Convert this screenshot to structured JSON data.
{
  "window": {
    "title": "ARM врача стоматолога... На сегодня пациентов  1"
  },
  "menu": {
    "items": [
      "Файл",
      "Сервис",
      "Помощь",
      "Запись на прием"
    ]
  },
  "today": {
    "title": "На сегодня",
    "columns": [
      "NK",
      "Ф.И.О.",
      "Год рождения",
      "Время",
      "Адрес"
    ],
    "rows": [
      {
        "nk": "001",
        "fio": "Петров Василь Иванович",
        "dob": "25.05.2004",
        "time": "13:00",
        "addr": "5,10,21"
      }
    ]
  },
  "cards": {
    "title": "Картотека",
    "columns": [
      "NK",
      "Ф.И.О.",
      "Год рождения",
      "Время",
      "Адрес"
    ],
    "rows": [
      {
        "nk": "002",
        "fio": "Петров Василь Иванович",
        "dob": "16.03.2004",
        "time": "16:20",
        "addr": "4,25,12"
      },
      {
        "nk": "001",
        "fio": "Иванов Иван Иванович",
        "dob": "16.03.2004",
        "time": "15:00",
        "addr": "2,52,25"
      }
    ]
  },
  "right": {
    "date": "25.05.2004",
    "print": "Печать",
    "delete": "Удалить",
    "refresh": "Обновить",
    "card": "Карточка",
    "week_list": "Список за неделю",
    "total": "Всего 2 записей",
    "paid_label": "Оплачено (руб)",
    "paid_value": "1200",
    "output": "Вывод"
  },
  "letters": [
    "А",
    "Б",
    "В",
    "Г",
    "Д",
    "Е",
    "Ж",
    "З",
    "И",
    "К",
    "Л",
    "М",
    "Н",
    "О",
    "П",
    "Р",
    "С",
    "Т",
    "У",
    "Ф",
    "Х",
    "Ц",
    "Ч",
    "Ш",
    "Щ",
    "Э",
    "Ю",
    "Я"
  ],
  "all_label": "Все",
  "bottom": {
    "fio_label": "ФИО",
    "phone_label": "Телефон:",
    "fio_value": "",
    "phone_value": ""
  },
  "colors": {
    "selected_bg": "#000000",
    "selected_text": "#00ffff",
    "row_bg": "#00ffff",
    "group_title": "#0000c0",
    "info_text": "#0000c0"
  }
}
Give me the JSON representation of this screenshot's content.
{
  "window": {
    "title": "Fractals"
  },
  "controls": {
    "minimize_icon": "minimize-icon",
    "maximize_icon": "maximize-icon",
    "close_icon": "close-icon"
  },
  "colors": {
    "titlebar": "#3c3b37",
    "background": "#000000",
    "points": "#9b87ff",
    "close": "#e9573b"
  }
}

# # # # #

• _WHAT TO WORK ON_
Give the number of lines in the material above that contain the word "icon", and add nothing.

• _RESULT FOR THIS TASK_
3